--- START ---
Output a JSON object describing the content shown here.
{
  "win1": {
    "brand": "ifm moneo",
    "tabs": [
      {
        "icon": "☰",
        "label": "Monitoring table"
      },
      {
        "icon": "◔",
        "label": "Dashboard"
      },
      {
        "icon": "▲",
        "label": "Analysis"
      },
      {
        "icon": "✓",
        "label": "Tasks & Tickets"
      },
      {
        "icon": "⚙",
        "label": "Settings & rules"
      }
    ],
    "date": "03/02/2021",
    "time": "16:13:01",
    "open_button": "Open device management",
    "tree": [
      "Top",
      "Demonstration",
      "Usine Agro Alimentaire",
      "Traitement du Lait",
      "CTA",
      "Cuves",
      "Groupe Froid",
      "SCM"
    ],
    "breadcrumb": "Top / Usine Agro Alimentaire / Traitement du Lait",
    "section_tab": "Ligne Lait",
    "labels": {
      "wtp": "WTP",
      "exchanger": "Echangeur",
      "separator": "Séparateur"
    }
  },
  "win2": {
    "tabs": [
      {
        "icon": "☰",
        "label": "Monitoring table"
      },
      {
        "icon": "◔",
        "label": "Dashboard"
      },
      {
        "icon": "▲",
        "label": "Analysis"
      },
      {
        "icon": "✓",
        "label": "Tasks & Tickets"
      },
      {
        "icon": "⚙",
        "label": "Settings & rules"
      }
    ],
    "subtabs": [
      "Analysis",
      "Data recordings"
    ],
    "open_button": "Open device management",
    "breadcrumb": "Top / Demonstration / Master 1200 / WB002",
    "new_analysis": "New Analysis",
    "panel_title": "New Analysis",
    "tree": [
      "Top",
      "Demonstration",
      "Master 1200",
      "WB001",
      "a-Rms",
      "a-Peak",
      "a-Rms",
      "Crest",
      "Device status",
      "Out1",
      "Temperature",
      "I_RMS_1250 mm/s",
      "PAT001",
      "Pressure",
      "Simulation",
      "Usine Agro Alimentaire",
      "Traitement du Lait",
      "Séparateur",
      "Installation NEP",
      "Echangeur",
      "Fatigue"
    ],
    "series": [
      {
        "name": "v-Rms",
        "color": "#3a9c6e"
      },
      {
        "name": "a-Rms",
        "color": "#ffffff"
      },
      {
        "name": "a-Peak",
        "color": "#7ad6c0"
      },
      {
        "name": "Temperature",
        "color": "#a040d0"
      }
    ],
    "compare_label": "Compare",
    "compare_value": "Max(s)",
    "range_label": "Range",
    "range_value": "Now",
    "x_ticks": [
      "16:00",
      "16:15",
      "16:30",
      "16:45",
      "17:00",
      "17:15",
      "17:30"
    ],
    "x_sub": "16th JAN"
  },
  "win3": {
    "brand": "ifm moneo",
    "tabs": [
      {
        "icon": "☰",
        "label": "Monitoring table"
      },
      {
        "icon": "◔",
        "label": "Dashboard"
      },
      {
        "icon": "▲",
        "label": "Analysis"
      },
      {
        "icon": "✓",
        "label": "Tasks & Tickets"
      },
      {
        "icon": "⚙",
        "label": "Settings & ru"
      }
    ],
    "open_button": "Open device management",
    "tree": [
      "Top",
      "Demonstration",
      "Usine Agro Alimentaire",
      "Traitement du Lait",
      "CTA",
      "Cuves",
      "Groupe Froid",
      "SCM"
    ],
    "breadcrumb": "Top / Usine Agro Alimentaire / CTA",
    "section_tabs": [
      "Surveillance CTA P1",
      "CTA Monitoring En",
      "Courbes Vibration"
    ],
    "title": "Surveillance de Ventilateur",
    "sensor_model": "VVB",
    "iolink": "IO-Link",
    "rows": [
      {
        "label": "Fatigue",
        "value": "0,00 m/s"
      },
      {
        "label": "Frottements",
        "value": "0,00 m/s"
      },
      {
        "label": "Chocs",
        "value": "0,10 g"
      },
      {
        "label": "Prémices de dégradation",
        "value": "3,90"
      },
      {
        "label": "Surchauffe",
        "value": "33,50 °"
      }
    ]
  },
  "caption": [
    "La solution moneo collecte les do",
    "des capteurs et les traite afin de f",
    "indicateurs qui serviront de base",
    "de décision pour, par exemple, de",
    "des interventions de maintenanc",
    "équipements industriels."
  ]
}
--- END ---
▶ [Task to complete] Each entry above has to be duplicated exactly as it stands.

▶ [Reply]
Output a JSON object describing the content shown here.
{
  "win1": {
    "brand": "ifm moneo",
    "tabs": [
      {
        "icon": "☰",
        "label": "Monitoring table"
      },
      {
        "icon": "◔",
        "label": "Dashboard"
      },
      {
        "icon": "▲",
        "label": "Analysis"
      },
      {
        "icon": "✓",
        "label": "Tasks & Tickets"
      },
      {
        "icon": "⚙",
        "label": "Settings & rules"
      }
    ],
    "date": "03/02/2021",
    "time": "16:13:01",
    "open_button": "Open device management",
    "tree": [
      "Top",
      "Demonstration",
      "Usine Agro Alimentaire",
      "Traitement du Lait",
      "CTA",
      "Cuves",
      "Groupe Froid",
      "SCM"
    ],
    "breadcrumb": "Top / Usine Agro Alimentaire / Traitement du Lait",
    "section_tab": "Ligne Lait",
    "labels": {
      "wtp": "WTP",
      "exchanger": "Echangeur",
      "separator": "Séparateur"
    }
  },
  "win2": {
    "tabs": [
      {
        "icon": "☰",
        "label": "Monitoring table"
      },
      {
        "icon": "◔",
        "label": "Dashboard"
      },
      {
        "icon": "▲",
        "label": "Analysis"
      },
      {
        "icon": "✓",
        "label": "Tasks & Tickets"
      },
      {
        "icon": "⚙",
        "label": "Settings & rules"
      }
    ],
    "subtabs": [
      "Analysis",
      "Data recordings"
    ],
    "open_button": "Open device management",
    "breadcrumb": "Top / Demonstration / Master 1200 / WB002",
    "new_analysis": "New Analysis",
    "panel_title": "New Analysis",
    "tree": [
      "Top",
      "Demonstration",
      "Master 1200",
      "WB001",
      "a-Rms",
      "a-Peak",
      "a-Rms",
      "Crest",
      "Device status",
      "Out1",
      "Temperature",
      "I_RMS_1250 mm/s",
      "PAT001",
      "Pressure",
      "Simulation",
      "Usine Agro Alimentaire",
      "Traitement du Lait",
      "Séparateur",
      "Installation NEP",
      "Echangeur",
      "Fatigue"
    ],
    "series": [
      {
        "name": "v-Rms",
        "color": "#3a9c6e"
      },
      {
        "name": "a-Rms",
        "color": "#ffffff"
      },
      {
        "name": "a-Peak",
        "color": "#7ad6c0"
      },
      {
        "name": "Temperature",
        "color": "#a040d0"
      }
    ],
    "compare_label": "Compare",
    "compare_value": "Max(s)",
    "range_label": "Range",
    "range_value": "Now",
    "x_ticks": [
      "16:00",
      "16:15",
      "16:30",
      "16:45",
      "17:00",
      "17:15",
      "17:30"
    ],
    "x_sub": "16th JAN"
  },
  "win3": {
    "brand": "ifm moneo",
    "tabs": [
      {
        "icon": "☰",
        "label": "Monitoring table"
      },
      {
        "icon": "◔",
        "label": "Dashboard"
      },
      {
        "icon": "▲",
        "label": "Analysis"
      },
      {
        "icon": "✓",
        "label": "Tasks & Tickets"
      },
      {
        "icon": "⚙",
        "label": "Settings & ru"
      }
    ],
    "open_button": "Open device management",
    "tree": [
      "Top",
      "Demonstration",
      "Usine Agro Alimentaire",
      "Traitement du Lait",
      "CTA",
      "Cuves",
      "Groupe Froid",
      "SCM"
    ],
    "breadcrumb": "Top / Usine Agro Alimentaire / CTA",
    "section_tabs": [
      "Surveillance CTA P1",
      "CTA Monitoring En",
      "Courbes Vibration"
    ],
    "title": "Surveillance de Ventilateur",
    "sensor_model": "VVB",
    "iolink": "IO-Link",
    "rows": [
      {
        "label": "Fatigue",
        "value": "0,00 m/s"
      },
      {
        "label": "Frottements",
        "value": "0,00 m/s"
      },
      {
        "label": "Chocs",
        "value": "0,10 g"
      },
      {
        "label": "Prémices de dégradation",
        "value": "3,90"
      },
      {
        "label": "Surchauffe",
        "value": "33,50 °"
      }
    ]
  },
  "caption": [
    "La solution moneo collecte les do",
    "des capteurs et les traite afin de f",
    "indicateurs qui serviront de base",
    "de décision pour, par exemple, de",
    "des interventions de maintenanc",
    "équipements industriels."
  ]
}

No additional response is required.